> Records

------------

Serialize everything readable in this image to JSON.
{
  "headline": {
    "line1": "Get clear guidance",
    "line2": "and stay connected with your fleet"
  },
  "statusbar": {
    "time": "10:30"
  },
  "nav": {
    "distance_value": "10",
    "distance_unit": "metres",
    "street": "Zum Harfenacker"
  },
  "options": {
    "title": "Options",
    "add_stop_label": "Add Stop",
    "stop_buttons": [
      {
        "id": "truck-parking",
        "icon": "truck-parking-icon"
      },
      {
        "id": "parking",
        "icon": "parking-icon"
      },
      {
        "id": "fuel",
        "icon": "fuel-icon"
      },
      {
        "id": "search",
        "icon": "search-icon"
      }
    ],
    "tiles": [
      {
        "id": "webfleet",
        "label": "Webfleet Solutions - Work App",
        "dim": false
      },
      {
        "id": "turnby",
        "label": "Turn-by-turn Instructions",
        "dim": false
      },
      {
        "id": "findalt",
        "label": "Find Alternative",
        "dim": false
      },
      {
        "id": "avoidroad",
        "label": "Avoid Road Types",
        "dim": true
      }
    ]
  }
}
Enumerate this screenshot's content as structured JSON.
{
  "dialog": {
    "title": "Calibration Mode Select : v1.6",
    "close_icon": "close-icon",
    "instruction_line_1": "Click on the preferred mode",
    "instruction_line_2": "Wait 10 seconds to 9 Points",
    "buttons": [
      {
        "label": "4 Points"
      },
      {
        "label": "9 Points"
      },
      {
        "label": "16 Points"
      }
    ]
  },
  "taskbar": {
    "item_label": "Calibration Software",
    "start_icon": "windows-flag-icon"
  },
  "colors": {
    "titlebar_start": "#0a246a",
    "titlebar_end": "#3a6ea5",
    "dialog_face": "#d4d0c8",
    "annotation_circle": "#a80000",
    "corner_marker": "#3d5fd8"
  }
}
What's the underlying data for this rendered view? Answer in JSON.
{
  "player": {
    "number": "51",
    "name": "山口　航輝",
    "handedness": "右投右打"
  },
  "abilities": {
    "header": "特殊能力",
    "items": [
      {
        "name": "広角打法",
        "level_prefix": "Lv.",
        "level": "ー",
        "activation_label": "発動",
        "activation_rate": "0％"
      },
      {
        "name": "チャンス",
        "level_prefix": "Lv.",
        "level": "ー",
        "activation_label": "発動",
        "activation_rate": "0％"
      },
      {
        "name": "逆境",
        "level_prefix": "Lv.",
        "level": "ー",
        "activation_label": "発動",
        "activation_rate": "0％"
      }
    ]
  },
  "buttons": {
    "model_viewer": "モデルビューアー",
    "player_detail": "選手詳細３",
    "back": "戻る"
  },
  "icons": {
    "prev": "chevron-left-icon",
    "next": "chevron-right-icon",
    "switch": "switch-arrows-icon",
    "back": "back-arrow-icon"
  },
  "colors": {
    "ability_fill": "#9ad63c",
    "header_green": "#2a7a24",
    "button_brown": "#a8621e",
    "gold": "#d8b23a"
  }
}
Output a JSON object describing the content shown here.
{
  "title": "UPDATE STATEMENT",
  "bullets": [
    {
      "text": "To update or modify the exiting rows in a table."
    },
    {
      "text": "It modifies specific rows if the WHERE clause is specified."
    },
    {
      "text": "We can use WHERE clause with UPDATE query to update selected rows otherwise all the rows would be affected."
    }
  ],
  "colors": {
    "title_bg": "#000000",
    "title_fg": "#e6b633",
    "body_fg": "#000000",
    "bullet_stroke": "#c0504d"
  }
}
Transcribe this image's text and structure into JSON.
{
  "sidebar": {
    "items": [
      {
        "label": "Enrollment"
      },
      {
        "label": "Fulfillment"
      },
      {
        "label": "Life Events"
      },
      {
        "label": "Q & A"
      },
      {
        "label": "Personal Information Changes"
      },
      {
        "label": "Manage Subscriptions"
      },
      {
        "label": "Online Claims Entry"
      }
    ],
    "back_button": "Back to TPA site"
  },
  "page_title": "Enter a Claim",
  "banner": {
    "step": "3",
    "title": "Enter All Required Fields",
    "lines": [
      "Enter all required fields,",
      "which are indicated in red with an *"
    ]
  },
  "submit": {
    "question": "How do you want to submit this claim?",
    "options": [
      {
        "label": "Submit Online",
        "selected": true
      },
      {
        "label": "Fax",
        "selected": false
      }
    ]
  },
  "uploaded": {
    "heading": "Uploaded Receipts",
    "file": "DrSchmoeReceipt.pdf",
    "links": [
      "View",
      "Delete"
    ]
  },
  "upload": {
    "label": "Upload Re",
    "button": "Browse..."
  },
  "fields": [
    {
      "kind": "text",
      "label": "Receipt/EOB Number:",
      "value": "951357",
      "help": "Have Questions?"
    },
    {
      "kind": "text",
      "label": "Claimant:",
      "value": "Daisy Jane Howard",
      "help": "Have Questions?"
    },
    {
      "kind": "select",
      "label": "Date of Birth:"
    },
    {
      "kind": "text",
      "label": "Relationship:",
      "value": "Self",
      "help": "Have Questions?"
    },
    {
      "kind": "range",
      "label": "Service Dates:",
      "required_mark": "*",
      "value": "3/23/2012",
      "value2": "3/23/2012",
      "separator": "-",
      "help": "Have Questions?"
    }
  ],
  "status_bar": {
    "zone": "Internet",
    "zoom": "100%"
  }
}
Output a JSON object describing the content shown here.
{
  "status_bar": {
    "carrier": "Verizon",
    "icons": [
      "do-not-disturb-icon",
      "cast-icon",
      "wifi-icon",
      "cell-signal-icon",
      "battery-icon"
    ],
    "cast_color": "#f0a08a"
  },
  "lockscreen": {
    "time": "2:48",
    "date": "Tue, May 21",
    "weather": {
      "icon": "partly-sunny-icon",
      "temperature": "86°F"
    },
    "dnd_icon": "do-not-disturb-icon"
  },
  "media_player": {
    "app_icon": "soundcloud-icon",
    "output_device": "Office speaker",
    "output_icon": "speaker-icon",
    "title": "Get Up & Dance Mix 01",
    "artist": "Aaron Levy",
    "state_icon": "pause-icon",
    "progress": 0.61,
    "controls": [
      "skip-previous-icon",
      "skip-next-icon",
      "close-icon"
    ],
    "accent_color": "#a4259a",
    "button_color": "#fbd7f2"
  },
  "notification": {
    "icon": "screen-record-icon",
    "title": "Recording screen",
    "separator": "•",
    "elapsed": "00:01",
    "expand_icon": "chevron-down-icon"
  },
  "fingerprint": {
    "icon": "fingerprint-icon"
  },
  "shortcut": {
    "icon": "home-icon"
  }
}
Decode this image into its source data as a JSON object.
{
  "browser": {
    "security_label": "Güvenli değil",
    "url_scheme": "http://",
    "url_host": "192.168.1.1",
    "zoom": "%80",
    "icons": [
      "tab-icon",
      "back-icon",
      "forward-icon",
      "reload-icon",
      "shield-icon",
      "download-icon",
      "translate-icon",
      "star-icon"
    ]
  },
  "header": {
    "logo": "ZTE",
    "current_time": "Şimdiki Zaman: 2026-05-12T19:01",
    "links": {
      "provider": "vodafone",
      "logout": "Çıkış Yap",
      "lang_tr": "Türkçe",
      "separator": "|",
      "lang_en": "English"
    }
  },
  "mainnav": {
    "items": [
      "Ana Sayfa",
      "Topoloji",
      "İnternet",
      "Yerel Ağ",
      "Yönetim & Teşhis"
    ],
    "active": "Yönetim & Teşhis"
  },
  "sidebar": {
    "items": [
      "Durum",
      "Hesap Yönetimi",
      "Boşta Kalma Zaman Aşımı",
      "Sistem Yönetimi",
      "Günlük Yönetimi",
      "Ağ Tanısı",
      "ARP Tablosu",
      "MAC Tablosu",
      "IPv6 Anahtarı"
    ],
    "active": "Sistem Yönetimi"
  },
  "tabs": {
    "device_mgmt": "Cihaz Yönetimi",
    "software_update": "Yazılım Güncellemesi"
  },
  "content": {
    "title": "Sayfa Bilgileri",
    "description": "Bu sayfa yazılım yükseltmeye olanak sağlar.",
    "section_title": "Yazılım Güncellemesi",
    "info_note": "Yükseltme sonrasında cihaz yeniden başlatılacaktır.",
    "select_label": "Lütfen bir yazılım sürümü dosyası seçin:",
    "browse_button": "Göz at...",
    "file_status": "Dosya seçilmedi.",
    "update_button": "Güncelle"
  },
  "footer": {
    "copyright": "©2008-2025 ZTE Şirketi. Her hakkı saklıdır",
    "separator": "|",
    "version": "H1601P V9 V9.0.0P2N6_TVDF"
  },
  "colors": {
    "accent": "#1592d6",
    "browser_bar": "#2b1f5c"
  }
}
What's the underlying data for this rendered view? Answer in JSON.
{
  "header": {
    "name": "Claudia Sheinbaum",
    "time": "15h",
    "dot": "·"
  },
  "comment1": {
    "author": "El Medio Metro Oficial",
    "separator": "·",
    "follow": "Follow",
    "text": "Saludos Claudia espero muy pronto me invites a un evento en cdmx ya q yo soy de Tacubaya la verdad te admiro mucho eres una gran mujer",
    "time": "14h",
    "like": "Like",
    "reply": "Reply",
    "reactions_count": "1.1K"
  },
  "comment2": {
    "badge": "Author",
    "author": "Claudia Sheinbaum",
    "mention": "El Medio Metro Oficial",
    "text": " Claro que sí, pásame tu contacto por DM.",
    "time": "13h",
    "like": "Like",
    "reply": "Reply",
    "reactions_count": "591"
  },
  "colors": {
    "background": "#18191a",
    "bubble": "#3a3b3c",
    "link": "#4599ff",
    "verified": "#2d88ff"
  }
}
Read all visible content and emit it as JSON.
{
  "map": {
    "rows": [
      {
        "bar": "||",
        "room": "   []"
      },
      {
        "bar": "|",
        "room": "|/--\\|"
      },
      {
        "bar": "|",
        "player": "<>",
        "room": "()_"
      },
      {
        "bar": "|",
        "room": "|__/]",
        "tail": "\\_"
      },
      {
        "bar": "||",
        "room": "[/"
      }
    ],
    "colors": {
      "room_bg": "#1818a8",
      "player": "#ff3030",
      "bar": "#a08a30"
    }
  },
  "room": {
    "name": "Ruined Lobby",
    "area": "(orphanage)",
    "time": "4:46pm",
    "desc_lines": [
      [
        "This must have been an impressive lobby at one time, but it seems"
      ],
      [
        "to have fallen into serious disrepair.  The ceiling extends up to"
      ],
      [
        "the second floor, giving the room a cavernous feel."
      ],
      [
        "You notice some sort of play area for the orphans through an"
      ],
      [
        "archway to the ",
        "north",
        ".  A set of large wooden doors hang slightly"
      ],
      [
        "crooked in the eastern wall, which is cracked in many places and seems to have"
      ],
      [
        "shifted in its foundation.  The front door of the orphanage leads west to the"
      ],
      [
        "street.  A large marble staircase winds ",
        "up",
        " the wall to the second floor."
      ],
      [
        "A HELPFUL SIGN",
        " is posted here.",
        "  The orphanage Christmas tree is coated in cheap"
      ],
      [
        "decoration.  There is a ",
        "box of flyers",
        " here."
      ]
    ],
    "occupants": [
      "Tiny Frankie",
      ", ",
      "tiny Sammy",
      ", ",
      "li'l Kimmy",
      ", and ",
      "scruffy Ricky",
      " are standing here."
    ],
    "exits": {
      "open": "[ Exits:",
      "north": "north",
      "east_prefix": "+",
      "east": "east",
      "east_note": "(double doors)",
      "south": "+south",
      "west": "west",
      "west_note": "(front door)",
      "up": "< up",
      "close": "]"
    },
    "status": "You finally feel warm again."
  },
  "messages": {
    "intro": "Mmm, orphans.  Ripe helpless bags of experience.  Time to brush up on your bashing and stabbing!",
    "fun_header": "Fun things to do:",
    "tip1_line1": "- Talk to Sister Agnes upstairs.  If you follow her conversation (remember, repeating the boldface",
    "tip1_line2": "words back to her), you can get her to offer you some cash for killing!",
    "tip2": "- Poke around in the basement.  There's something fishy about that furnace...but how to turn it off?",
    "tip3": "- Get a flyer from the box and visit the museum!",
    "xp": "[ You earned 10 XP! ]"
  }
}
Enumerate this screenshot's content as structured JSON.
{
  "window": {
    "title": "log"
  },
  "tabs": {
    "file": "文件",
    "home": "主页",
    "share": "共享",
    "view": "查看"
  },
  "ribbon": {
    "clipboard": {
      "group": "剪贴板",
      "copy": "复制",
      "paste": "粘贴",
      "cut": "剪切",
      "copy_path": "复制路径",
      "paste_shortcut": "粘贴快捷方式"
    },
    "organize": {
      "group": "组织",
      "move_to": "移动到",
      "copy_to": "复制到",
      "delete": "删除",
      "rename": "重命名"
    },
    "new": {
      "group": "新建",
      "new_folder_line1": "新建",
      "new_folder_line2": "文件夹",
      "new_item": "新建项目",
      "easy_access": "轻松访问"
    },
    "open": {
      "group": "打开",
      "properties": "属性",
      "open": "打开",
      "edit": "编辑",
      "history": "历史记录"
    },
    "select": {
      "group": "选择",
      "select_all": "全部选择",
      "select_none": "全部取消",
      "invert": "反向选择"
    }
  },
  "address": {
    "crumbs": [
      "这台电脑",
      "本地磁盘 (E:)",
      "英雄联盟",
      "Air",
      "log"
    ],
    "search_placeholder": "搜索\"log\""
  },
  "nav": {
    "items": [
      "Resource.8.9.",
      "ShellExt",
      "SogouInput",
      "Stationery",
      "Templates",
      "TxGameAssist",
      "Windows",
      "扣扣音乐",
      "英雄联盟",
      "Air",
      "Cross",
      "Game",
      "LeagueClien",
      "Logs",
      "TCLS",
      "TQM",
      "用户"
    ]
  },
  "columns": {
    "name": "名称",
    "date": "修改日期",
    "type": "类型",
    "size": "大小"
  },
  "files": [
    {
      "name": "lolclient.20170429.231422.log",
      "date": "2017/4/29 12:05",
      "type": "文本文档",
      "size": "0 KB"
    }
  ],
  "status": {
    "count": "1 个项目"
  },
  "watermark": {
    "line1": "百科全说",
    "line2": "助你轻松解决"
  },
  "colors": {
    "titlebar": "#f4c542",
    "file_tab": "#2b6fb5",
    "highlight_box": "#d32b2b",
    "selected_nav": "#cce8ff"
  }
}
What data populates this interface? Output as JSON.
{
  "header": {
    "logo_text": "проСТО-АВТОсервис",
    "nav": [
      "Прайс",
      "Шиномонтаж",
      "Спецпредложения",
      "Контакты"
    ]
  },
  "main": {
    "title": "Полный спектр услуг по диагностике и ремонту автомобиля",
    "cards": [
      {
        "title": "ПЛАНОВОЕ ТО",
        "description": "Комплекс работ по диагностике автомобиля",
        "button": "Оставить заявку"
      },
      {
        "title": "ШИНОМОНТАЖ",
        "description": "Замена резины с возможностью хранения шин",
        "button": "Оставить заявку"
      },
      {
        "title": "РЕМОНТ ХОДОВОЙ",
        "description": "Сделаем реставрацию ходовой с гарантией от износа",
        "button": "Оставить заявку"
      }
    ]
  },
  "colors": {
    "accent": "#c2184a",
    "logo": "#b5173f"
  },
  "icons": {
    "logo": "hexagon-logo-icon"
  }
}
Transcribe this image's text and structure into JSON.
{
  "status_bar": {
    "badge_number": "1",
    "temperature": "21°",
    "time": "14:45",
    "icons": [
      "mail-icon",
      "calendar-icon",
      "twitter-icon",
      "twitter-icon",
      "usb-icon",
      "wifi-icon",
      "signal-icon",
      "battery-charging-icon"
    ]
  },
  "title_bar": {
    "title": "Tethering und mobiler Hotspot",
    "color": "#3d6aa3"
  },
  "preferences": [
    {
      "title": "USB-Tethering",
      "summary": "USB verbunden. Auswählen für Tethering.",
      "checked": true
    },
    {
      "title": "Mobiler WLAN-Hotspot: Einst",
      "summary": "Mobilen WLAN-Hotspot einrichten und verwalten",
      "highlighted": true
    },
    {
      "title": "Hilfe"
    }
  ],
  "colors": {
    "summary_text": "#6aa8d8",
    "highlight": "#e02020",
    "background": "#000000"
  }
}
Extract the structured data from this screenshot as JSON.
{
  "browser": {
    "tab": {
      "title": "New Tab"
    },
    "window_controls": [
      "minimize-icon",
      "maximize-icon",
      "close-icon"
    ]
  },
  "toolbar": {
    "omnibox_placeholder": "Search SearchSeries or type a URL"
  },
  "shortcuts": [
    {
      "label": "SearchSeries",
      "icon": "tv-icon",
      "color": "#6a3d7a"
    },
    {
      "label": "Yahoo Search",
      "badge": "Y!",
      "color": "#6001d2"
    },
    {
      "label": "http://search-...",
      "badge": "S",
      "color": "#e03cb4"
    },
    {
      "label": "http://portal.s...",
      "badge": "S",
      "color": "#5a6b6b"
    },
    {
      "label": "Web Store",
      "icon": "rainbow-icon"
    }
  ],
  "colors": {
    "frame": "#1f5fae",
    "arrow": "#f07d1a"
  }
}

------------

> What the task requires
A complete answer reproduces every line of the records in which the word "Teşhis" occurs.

> Task solution
      "Yönetim & Teşhis"
    "active": "Yönetim & Teşhis"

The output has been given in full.